In The Neighborhood of True is a powerful story about solidarity, standing up for what we believe in, and finding ourselves.
After her father’s death, Ruth Robb and her family transplant themselves in the summer of 1958 from New York City to Atlanta—the land of debutantes, sweet tea, and the Ku Klux Klan. In her new hometown, Ruth quickly figures out she can be Jewish or she can be popular, but she can’t be both. Eager to fit in with the blond girls in the “pastel posse,” Ruth decides to hide her religion. Before she knows it, she is falling for the handsome and charming Davis and sipping Cokes with him and his friends at the all-white, all-Christian Club.
Does it matter that Ruth’s mother makes her attend services at the local synagogue every week? Not as long as nobody outside her family knows the truth. At temple Ruth meets Max, who is serious and intense about the fight for social justice, and now she is caught between two worlds, two religions, and two boys. But when a violent hate crime brings the different parts of Ruth’s life into sharp conflict, she will have to choose between all she’s come to love about her new life and standing up for what she believes.
(Disclaimer: I received this book from Netgalley. This has not impacted my review which is unbiased and honest.)
Part of what I enjoyed about In the Neighborhood of True is how relatable Ruth’s character is. Having just moved from New York to the South, Ruth’s life has utterly changed – going from having a father, to living in her grandparent’s guesthouse where she is encouraged to omit her Jewishness. In the Neighborhood of True is a book about the ways Jews who stood in solidarity with black people in the South were also targeted, and looked down upon within society.

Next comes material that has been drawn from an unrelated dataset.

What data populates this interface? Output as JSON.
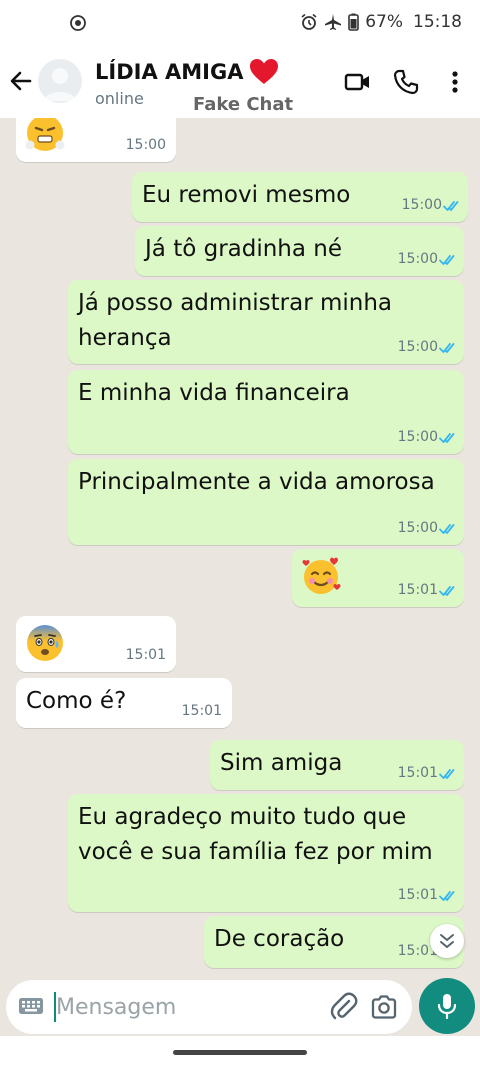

But Ruth struggles with figuring out who she is – is she the girl who wants to read the Etiquette manual and omit her Jewish identity or is she the girl who attends the synagogue on Saturdays and speaks her mind? It’s in the comments of people who are both intrigued and curious about her curly hair. And throughout the book, we witness how the women of her family deal with this transition.
It comes as no surprise that Ruth’s character and journey is the focus of the book. It’s about the differences between her mother and Ruth – the places their path diverged. Can Ruth find out who she wants to be without the influences of her grandmother or her own desire to fit in? I could relate to Ruth’s conflicts about erasing parts of her identity. Growing up I had a hard time coming to terms with my adopted part of my identity – not feeling like I fully belonged – and so in order to fit in, I just ignored the parts of myself I coludn’t reconcile.
One of the biggest conflicts that we see unfolding In The Neighborhood of True is how Ruth will react in the wake of a hate crime that happens in her town. It is in this moment that all her feelings of wanting to fit in, of the directions of her heart, and wondering just how loud she will be comes to a head. Will her desire to conform, to be a debutante, erase her sense of what is right?
In The Neigborhood of True is a story of a girl trying to figure out just where the truth lies. Does it matter if you’re in the neighborhood of right? Of the truth? Can you be satisfied if you’re close enough? It’s a quiet story about needing to remember what happened before, of putting your beliefs into action, and of being caught between two versions of ourselves.
About the Author
Susan Kaplan Carlton, a longtime magazine writer, currently teaches writing at Boston University. She lived for a time with her family in Atlanta, where her daughters learned the fine points of etiquette from a little pink book and learned the power of social justice from their synagogue. Carlton’s writing has appeared in Self, Elle, Mademoiselle, Seventeen, Parents, and elsewhere. She is the author of the young adult novels Love & Haight, which was named a Best Book for Young Adults by YALSA and a Best Book by the Children’s Book Committee at Bank Street Books, and Lobsterland.
Prize: Win (1) of (2) copies of IN THE NEIGHBORHOOD OF TRUE by Susan Kaplan Carlton (US Only)
Starts: 3rd April 2019
Ends: 16th April 2019a Rafflecopter giveaway